_TASK STATEMENT_. Set every record down again, exactly and completely.
┌─ RAW DATA
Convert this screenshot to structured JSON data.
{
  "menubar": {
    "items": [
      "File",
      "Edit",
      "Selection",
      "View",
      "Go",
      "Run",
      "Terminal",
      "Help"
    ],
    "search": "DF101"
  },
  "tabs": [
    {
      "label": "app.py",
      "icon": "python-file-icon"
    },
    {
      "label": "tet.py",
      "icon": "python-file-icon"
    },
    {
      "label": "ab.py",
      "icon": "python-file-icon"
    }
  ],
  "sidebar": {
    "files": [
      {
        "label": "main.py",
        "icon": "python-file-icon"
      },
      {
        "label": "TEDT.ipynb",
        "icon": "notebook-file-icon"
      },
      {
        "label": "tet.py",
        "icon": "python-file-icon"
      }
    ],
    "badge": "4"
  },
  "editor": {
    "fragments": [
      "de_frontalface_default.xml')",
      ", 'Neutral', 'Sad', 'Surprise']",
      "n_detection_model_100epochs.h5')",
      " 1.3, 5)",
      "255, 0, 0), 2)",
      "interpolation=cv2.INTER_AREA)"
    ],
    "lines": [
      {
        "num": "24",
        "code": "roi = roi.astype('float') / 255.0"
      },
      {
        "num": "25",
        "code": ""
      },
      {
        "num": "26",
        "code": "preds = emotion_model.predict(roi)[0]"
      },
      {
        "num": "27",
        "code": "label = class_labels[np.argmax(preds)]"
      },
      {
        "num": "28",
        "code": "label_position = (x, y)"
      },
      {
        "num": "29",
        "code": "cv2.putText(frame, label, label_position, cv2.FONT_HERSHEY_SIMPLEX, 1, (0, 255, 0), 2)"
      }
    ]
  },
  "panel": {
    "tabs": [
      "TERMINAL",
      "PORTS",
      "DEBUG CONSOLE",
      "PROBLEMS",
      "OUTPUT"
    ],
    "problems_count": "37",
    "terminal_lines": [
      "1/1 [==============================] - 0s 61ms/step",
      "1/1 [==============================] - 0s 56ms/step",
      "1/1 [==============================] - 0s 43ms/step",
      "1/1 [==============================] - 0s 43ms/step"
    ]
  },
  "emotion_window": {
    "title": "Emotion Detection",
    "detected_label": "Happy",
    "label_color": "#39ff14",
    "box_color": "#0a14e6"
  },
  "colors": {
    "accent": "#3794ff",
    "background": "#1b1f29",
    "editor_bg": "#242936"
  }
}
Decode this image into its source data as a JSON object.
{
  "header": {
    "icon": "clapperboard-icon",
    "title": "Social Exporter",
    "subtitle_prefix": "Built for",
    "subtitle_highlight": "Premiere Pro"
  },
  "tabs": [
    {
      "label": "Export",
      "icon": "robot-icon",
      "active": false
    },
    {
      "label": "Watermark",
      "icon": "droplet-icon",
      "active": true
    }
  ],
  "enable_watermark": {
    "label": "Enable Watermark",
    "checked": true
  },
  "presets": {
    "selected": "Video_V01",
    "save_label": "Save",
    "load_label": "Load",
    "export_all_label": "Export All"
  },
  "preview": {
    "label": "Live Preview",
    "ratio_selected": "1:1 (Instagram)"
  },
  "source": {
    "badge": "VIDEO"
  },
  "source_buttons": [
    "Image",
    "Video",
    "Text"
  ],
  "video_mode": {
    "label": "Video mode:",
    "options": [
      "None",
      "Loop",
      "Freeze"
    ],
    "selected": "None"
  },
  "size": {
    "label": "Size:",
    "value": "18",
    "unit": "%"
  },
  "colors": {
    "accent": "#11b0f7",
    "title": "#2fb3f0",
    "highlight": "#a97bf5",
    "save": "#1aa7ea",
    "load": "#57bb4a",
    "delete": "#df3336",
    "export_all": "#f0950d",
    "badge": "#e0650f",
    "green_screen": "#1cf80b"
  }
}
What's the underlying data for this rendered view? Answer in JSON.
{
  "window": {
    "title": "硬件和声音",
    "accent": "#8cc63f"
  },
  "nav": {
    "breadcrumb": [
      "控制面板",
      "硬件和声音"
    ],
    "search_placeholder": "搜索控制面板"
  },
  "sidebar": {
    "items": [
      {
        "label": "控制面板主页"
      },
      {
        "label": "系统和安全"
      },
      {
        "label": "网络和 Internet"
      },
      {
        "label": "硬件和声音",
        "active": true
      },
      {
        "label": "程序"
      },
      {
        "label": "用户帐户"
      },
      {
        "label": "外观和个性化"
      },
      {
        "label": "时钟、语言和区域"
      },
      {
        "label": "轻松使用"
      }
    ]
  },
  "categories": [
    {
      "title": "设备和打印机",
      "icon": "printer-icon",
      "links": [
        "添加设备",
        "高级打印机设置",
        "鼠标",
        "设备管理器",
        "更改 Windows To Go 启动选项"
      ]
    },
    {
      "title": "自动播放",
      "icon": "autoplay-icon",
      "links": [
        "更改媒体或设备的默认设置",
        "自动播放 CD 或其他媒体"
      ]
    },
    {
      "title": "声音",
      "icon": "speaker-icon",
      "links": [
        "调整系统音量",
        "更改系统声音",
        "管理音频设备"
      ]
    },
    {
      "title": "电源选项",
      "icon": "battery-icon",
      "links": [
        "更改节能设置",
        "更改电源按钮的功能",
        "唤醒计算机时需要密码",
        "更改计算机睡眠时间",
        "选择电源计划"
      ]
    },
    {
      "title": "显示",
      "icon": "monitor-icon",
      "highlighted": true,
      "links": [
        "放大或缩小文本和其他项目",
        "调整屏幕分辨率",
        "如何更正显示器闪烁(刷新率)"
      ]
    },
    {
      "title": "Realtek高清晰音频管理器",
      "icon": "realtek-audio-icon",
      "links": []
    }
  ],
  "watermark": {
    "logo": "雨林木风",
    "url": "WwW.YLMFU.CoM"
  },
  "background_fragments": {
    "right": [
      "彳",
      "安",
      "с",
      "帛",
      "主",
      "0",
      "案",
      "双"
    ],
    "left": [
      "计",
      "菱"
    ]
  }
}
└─
_RESULT OF THE EXERCISE_.
Convert this screenshot to structured JSON data.
{
  "menubar": {
    "items": [
      "File",
      "Edit",
      "Selection",
      "View",
      "Go",
      "Run",
      "Terminal",
      "Help"
    ],
    "search": "DF101"
  },
  "tabs": [
    {
      "label": "app.py",
      "icon": "python-file-icon"
    },
    {
      "label": "tet.py",
      "icon": "python-file-icon"
    },
    {
      "label": "ab.py",
      "icon": "python-file-icon"
    }
  ],
  "sidebar": {
    "files": [
      {
        "label": "main.py",
        "icon": "python-file-icon"
      },
      {
        "label": "TEDT.ipynb",
        "icon": "notebook-file-icon"
      },
      {
        "label": "tet.py",
        "icon": "python-file-icon"
      }
    ],
    "badge": "4"
  },
  "editor": {
    "fragments": [
      "de_frontalface_default.xml')",
      ", 'Neutral', 'Sad', 'Surprise']",
      "n_detection_model_100epochs.h5')",
      " 1.3, 5)",
      "255, 0, 0), 2)",
      "interpolation=cv2.INTER_AREA)"
    ],
    "lines": [
      {
        "num": "24",
        "code": "roi = roi.astype('float') / 255.0"
      },
      {
        "num": "25",
        "code": ""
      },
      {
        "num": "26",
        "code": "preds = emotion_model.predict(roi)[0]"
      },
      {
        "num": "27",
        "code": "label = class_labels[np.argmax(preds)]"
      },
      {
        "num": "28",
        "code": "label_position = (x, y)"
      },
      {
        "num": "29",
        "code": "cv2.putText(frame, label, label_position, cv2.FONT_HERSHEY_SIMPLEX, 1, (0, 255, 0), 2)"
      }
    ]
  },
  "panel": {
    "tabs": [
      "TERMINAL",
      "PORTS",
      "DEBUG CONSOLE",
      "PROBLEMS",
      "OUTPUT"
    ],
    "problems_count": "37",
    "terminal_lines": [
      "1/1 [==============================] - 0s 61ms/step",
      "1/1 [==============================] - 0s 56ms/step",
      "1/1 [==============================] - 0s 43ms/step",
      "1/1 [==============================] - 0s 43ms/step"
    ]
  },
  "emotion_window": {
    "title": "Emotion Detection",
    "detected_label": "Happy",
    "label_color": "#39ff14",
    "box_color": "#0a14e6"
  },
  "colors": {
    "accent": "#3794ff",
    "background": "#1b1f29",
    "editor_bg": "#242936"
  }
}
Decode this image into its source data as a JSON object.
{
  "header": {
    "icon": "clapperboard-icon",
    "title": "Social Exporter",
    "subtitle_prefix": "Built for",
    "subtitle_highlight": "Premiere Pro"
  },
  "tabs": [
    {
      "label": "Export",
      "icon": "robot-icon",
      "active": false
    },
    {
      "label": "Watermark",
      "icon": "droplet-icon",
      "active": true
    }
  ],
  "enable_watermark": {
    "label": "Enable Watermark",
    "checked": true
  },
  "presets": {
    "selected": "Video_V01",
    "save_label": "Save",
    "load_label": "Load",
    "export_all_label": "Export All"
  },
  "preview": {
    "label": "Live Preview",
    "ratio_selected": "1:1 (Instagram)"
  },
  "source": {
    "badge": "VIDEO"
  },
  "source_buttons": [
    "Image",
    "Video",
    "Text"
  ],
  "video_mode": {
    "label": "Video mode:",
    "options": [
      "None",
      "Loop",
      "Freeze"
    ],
    "selected": "None"
  },
  "size": {
    "label": "Size:",
    "value": "18",
    "unit": "%"
  },
  "colors": {
    "accent": "#11b0f7",
    "title": "#2fb3f0",
    "highlight": "#a97bf5",
    "save": "#1aa7ea",
    "load": "#57bb4a",
    "delete": "#df3336",
    "export_all": "#f0950d",
    "badge": "#e0650f",
    "green_screen": "#1cf80b"
  }
}
What's the underlying data for this rendered view? Answer in JSON.
{
  "window": {
    "title": "硬件和声音",
    "accent": "#8cc63f"
  },
  "nav": {
    "breadcrumb": [
      "控制面板",
      "硬件和声音"
    ],
    "search_placeholder": "搜索控制面板"
  },
  "sidebar": {
    "items": [
      {
        "label": "控制面板主页"
      },
      {
        "label": "系统和安全"
      },
      {
        "label": "网络和 Internet"
      },
      {
        "label": "硬件和声音",
        "active": true
      },
      {
        "label": "程序"
      },
      {
        "label": "用户帐户"
      },
      {
        "label": "外观和个性化"
      },
      {
        "label": "时钟、语言和区域"
      },
      {
        "label": "轻松使用"
      }
    ]
  },
  "categories": [
    {
      "title": "设备和打印机",
      "icon": "printer-icon",
      "links": [
        "添加设备",
        "高级打印机设置",
        "鼠标",
        "设备管理器",
        "更改 Windows To Go 启动选项"
      ]
    },
    {
      "title": "自动播放",
      "icon": "autoplay-icon",
      "links": [
        "更改媒体或设备的默认设置",
        "自动播放 CD 或其他媒体"
      ]
    },
    {
      "title": "声音",
      "icon": "speaker-icon",
      "links": [
        "调整系统音量",
        "更改系统声音",
        "管理音频设备"
      ]
    },
    {
      "title": "电源选项",
      "icon": "battery-icon",
      "links": [
        "更改节能设置",
        "更改电源按钮的功能",
        "唤醒计算机时需要密码",
        "更改计算机睡眠时间",
        "选择电源计划"
      ]
    },
    {
      "title": "显示",
      "icon": "monitor-icon",
      "highlighted": true,
      "links": [
        "放大或缩小文本和其他项目",
        "调整屏幕分辨率",
        "如何更正显示器闪烁(刷新率)"
      ]
    },
    {
      "title": "Realtek高清晰音频管理器",
      "icon": "realtek-audio-icon",
      "links": []
    }
  ],
  "watermark": {
    "logo": "雨林木风",
    "url": "WwW.YLMFU.CoM"
  },
  "background_fragments": {
    "right": [
      "彳",
      "安",
      "с",
      "帛",
      "主",
      "0",
      "案",
      "双"
    ],
    "left": [
      "计",
      "菱"
    ]
  }
}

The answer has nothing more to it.